not really, well kinda... those vulnerabilities are dangerous for multi-user scenario, something like: lets say there's some machine with root user and some unprivileged users (no sudo/root access), so by using the vulnerabilities the unprivileged users can access content in the memory that does not belongs to them and technically they can steal sensitive content from root, also in most cases they can get root access. Now just think about those guys like for example AWS EC2 or Google GCP. They provide a set of virtual machines (VMs) and containers (maybe better term is paravirtualization here) that are running on a single machine (hypervisor). So attacker can use these vulnerabilities to steal data from neighbors or even to get access to neighbors environment. Now back to LibreELEC topic, we have just a single user aka root, so potentially if somebody will steal your credentials to ssh under root to LibreELEC - this person basically already will be full privileged user, he don't need to apply these vulnerabilities since full access is already granted.
So let's make it clear, I'm talking about kernel space.
If you pay close enough attention you find a switch. There's a switch which disable these patches, so why do you need it? Yeap, because of performance issues. At this point I don't understand LE upstream committers. There's no point to use these patches at LibreELEC, it slows down the system. I have a feeling that they just too busy with other things or just not fully aware concerning this situation, and these patches are enabled by default, for security reasons,... which is not the case for LibreELEC as mentioned above.
And now comes the question! What the level of regression.... for let's say Kodi and related libs? This is highly application/code dependent. For MySQL myisam the level of regression is 40% (just en example), there're apps where regression is just about 5% .
Some more benchmarking can be found here .
This is just fyi, to bring some clarity into this, I work as a system engineer and have some knowledge
For sure I will disable this for myself, tho some people might ask a question like: why my 4k blu-ray/mkv(whatever) movie of jellyfish has some frameloss, it was not the case few kernels ago,..... or maybe not
I feel like now everything loads much faster, but I'm pretty sure it's a placebo effect .
I have skylake arch, i5-7260U . It's more like for fun, to activate all force of the cpu
I remember we did some tests at work and we found some applications perform much better on non-standart compile flags, tho an environment quite different.
Pretty simple -> if you apply some kernel switches can you give a brief summary what you've added to disable them? Or are you going to disable them in the kernel config?
If you pass me the kernel opts I'll add them to the FAQ like I did for the amdgpu stuff so everybody has the option to disable them or keep them

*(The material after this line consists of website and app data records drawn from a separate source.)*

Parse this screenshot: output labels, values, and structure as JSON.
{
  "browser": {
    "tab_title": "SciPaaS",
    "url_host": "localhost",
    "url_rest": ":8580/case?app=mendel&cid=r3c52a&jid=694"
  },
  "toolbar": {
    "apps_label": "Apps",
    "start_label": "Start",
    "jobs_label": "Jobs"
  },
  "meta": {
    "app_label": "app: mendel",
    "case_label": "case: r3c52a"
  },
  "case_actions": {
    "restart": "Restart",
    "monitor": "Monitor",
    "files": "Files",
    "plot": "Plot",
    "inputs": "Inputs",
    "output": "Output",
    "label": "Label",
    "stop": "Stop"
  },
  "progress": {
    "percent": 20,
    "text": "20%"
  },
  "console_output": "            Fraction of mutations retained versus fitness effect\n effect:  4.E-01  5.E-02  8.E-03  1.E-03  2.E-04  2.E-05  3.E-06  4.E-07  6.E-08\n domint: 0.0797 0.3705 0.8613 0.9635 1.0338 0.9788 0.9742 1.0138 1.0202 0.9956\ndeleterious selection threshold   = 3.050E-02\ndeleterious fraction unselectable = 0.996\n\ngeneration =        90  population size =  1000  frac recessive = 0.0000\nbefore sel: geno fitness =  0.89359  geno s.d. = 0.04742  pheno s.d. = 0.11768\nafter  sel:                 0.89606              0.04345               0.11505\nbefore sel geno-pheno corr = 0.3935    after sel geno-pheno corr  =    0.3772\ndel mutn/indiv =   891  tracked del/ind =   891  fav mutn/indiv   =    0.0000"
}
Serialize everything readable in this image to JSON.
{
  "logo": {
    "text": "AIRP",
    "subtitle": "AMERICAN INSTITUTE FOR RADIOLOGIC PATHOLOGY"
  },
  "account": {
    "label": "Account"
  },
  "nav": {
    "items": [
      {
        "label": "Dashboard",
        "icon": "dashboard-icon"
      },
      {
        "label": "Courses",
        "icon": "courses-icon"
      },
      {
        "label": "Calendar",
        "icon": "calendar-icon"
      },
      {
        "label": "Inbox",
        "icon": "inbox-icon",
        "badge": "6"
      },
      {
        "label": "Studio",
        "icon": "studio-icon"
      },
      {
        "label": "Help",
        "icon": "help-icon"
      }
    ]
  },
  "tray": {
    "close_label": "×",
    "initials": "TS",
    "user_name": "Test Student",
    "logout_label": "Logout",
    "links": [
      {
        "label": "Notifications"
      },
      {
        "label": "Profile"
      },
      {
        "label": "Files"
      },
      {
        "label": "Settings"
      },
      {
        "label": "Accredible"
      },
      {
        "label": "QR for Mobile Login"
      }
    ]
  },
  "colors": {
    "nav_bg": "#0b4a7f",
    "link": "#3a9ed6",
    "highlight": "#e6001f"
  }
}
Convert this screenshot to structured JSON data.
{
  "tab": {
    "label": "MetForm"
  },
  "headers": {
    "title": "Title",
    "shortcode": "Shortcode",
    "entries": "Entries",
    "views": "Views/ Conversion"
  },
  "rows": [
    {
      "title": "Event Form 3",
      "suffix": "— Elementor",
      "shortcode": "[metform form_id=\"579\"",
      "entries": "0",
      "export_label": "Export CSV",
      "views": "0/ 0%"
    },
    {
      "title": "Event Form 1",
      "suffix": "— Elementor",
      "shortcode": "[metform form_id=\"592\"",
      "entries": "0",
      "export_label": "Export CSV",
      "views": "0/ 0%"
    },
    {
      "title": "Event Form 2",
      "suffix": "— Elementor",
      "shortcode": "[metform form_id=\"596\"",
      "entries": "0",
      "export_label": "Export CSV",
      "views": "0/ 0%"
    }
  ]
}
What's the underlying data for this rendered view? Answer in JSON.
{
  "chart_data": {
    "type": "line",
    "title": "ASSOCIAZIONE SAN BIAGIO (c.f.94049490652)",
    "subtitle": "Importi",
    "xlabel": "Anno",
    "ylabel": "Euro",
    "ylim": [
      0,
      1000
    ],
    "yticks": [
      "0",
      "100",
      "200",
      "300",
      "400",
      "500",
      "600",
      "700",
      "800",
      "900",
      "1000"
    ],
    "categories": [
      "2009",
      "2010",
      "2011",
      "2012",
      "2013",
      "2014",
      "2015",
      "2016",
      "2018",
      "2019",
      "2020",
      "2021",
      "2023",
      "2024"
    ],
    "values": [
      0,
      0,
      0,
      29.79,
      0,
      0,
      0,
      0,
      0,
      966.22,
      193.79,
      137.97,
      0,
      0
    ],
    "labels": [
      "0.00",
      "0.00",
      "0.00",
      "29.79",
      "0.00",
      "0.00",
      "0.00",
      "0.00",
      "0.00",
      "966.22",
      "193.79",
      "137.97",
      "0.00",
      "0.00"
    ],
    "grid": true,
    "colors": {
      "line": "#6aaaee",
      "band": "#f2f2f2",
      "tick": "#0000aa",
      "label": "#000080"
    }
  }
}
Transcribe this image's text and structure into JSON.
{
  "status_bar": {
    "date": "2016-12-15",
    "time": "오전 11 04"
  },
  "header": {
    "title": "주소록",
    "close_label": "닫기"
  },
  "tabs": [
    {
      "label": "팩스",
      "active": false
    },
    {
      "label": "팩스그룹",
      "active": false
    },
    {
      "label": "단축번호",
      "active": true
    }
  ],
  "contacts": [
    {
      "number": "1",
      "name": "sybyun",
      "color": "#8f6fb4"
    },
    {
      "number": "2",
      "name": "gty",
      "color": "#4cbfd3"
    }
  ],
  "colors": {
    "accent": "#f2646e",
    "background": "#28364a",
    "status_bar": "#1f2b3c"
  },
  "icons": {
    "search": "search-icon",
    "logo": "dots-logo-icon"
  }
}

Anyway at least this paper outlined a poc where a malicious java script is able to read cached passwords from the webbrowser. So it's probably a problem too if you use Chrome though I don't know if this normally expects sandboxing.